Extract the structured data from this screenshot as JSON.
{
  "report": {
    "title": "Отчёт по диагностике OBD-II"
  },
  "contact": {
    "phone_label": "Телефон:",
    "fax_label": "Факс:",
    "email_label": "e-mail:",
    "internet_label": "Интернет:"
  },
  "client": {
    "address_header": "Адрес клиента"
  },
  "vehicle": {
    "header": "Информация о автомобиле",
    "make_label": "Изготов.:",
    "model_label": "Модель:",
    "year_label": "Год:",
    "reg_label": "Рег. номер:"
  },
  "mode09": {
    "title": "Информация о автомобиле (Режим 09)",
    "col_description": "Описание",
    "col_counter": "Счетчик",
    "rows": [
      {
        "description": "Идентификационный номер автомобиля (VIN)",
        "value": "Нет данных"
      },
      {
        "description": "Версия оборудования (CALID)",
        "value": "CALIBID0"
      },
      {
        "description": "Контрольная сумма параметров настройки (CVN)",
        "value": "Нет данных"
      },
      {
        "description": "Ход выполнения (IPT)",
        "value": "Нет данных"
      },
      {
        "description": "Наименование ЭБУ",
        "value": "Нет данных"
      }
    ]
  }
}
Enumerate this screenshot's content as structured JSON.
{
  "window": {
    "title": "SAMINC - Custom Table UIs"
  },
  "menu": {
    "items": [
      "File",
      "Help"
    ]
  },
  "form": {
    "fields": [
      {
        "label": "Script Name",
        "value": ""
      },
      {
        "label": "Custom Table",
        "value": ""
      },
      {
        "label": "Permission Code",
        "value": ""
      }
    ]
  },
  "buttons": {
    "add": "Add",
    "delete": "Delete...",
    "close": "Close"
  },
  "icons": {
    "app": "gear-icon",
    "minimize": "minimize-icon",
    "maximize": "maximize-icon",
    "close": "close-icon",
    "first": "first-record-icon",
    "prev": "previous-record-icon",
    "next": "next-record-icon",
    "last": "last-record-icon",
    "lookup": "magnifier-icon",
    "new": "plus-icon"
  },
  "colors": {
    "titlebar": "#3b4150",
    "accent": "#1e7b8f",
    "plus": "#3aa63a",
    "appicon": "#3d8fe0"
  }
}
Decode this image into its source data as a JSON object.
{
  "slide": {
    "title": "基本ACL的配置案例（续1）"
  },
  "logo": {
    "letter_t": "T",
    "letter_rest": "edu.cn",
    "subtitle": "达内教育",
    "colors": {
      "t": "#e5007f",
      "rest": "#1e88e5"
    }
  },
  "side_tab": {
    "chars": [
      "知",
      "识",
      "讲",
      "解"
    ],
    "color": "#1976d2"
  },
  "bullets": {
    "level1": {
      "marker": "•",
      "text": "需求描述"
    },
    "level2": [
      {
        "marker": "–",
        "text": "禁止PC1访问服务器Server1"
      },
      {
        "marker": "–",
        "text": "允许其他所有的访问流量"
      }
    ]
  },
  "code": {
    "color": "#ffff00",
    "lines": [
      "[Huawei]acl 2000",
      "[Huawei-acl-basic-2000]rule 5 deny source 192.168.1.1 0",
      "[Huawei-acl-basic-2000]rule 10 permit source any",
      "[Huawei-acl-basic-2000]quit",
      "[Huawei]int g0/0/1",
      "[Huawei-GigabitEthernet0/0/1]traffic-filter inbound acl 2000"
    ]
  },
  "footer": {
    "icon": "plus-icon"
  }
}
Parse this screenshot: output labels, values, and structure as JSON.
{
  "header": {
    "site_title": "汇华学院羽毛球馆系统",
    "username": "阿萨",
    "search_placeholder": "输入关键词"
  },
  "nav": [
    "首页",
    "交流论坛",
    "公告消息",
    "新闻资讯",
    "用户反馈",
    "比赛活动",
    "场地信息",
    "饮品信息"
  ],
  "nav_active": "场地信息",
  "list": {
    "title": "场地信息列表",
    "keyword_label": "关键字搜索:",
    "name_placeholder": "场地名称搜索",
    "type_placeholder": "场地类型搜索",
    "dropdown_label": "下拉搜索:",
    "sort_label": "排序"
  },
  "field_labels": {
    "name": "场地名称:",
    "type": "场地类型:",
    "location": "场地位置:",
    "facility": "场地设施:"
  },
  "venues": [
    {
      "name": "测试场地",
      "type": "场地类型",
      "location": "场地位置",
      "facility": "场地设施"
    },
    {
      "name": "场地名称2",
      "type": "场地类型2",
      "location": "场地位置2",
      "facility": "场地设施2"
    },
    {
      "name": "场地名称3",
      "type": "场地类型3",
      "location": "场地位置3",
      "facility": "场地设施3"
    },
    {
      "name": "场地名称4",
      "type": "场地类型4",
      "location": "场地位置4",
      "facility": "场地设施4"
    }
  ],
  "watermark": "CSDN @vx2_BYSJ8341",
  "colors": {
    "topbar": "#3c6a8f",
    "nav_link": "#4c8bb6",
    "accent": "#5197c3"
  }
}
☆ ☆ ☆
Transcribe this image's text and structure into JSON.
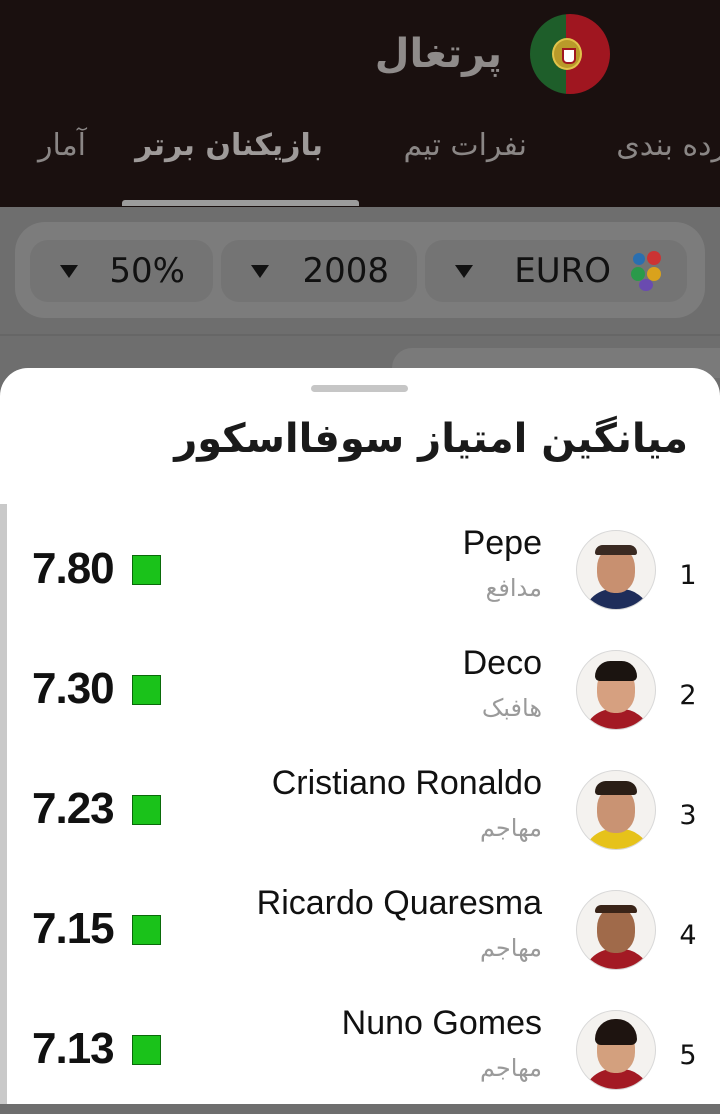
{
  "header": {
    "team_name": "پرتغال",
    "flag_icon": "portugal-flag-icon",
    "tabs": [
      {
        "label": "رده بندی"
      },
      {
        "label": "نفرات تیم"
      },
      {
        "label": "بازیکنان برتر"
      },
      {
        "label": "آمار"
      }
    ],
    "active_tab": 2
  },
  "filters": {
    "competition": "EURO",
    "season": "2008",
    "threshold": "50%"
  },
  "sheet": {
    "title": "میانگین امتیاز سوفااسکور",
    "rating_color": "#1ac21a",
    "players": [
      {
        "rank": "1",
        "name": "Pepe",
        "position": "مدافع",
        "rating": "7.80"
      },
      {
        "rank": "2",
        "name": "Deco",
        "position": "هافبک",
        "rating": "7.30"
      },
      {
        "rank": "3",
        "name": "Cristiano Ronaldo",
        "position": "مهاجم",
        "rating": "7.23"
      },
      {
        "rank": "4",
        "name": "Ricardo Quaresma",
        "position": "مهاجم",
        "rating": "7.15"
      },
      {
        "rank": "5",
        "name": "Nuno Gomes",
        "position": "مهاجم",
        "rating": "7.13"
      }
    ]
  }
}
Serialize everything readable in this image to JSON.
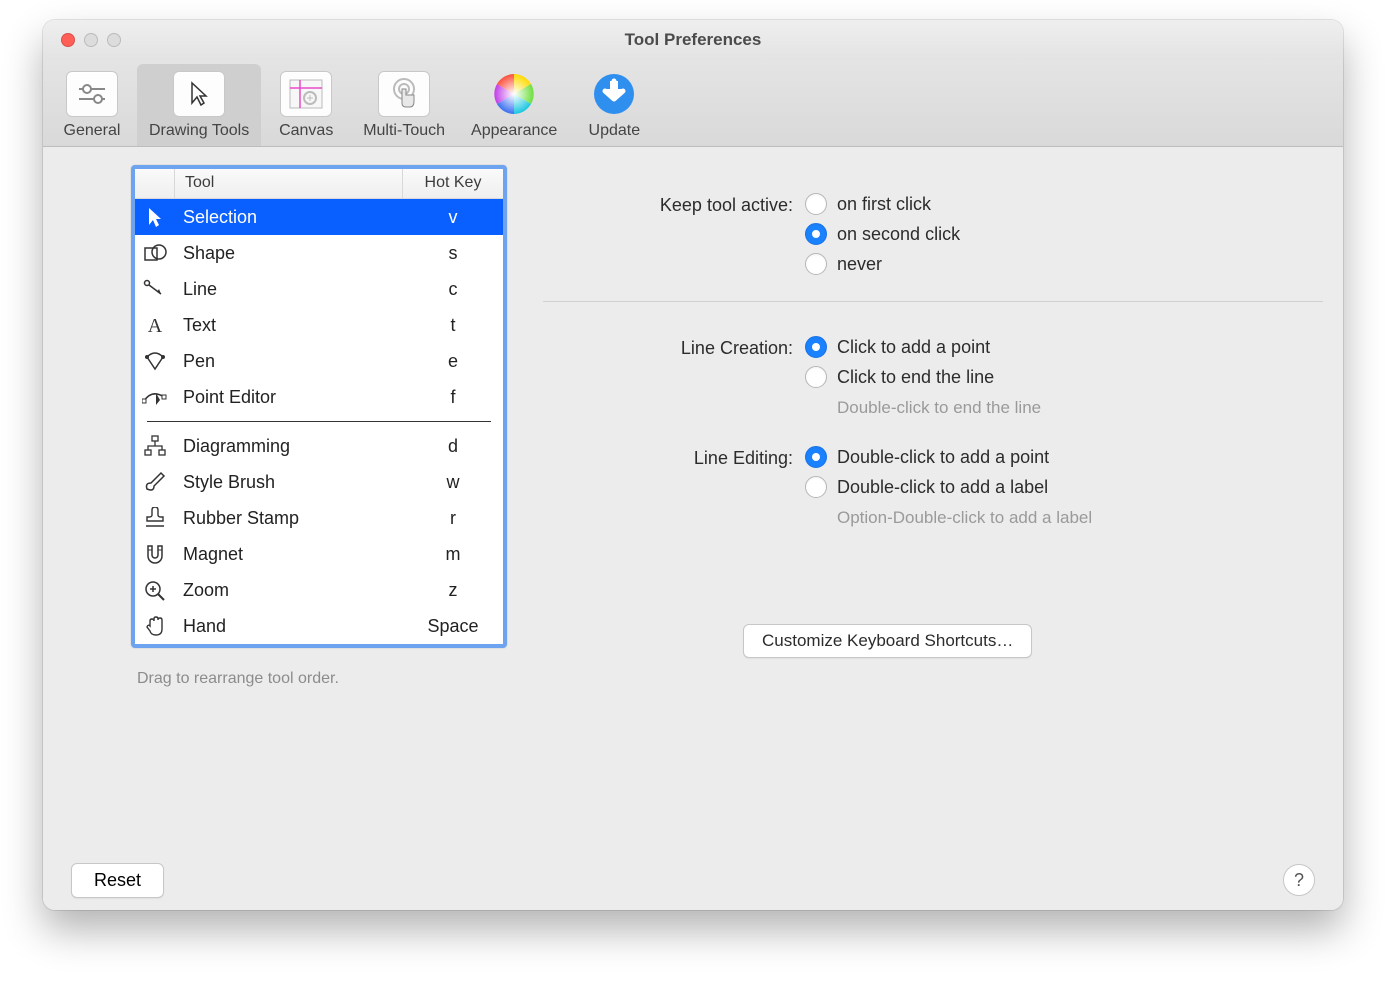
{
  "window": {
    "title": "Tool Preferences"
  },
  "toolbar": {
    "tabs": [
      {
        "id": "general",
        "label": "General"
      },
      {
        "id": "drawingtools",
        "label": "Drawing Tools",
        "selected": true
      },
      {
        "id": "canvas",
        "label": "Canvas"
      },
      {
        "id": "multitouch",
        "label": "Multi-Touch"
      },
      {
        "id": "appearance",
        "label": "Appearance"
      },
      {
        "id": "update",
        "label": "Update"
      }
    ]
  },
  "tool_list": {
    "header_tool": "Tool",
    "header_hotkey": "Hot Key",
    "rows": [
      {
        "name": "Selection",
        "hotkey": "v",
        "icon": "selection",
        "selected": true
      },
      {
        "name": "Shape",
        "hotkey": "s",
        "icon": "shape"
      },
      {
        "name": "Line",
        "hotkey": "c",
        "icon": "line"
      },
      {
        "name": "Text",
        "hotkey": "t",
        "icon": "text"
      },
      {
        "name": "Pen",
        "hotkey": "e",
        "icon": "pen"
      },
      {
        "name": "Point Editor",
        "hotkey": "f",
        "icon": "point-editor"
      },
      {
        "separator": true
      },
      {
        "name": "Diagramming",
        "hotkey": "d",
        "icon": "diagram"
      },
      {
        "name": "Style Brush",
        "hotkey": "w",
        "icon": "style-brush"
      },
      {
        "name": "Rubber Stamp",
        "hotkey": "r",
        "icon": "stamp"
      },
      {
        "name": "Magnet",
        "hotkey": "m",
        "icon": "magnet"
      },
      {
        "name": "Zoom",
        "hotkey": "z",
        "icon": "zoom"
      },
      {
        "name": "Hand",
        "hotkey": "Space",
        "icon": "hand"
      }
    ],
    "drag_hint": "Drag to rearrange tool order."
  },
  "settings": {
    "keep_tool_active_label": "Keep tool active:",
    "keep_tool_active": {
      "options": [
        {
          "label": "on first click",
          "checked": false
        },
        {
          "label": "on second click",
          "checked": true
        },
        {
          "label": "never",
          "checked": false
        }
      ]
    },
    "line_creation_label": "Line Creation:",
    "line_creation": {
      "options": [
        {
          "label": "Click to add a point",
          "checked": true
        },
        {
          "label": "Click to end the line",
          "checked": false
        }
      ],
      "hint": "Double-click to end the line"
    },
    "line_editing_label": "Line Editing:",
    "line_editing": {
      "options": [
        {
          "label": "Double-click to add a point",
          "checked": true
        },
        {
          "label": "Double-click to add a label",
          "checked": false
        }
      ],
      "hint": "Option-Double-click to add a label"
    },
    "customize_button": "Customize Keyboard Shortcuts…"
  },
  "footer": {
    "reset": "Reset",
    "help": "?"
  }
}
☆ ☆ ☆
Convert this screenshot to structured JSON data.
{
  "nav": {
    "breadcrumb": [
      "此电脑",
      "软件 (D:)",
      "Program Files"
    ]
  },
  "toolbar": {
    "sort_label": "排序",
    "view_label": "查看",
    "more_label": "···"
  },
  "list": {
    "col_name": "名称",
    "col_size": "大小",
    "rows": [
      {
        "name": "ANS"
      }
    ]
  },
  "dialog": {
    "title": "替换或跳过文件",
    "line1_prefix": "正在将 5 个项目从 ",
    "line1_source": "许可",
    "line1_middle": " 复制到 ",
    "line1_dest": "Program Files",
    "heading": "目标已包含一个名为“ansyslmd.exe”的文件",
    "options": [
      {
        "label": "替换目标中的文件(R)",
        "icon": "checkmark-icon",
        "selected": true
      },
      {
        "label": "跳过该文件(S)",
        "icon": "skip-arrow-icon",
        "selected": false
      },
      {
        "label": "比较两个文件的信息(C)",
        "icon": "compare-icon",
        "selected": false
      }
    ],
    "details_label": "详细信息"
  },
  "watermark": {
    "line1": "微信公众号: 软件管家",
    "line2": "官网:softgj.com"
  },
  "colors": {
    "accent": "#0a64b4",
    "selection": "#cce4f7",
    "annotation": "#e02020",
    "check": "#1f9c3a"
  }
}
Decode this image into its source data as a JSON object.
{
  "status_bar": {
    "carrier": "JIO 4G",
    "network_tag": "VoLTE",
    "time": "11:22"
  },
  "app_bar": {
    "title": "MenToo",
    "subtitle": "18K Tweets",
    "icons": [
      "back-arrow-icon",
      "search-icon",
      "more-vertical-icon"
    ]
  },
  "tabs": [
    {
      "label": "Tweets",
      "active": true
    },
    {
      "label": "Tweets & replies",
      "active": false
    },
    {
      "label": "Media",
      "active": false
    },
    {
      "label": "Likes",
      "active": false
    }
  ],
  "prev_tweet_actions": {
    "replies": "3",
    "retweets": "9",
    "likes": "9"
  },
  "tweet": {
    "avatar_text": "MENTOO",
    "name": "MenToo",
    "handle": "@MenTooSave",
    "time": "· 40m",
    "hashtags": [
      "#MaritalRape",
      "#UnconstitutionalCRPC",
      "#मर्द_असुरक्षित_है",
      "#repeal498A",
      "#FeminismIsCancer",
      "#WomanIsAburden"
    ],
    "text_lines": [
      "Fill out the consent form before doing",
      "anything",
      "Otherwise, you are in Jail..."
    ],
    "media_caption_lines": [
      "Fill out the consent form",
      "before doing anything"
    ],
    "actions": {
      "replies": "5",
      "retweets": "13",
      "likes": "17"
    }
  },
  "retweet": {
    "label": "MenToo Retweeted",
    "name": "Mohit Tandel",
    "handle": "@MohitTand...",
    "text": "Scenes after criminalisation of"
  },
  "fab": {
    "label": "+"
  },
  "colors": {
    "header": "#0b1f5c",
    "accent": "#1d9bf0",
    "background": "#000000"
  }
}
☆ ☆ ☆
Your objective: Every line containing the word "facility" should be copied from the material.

Task answer:
    "facility": "场地设施:"
      "facility": "场地设施"
      "facility": "场地设施2"
      "facility": "场地设施3"
      "facility": "场地设施4"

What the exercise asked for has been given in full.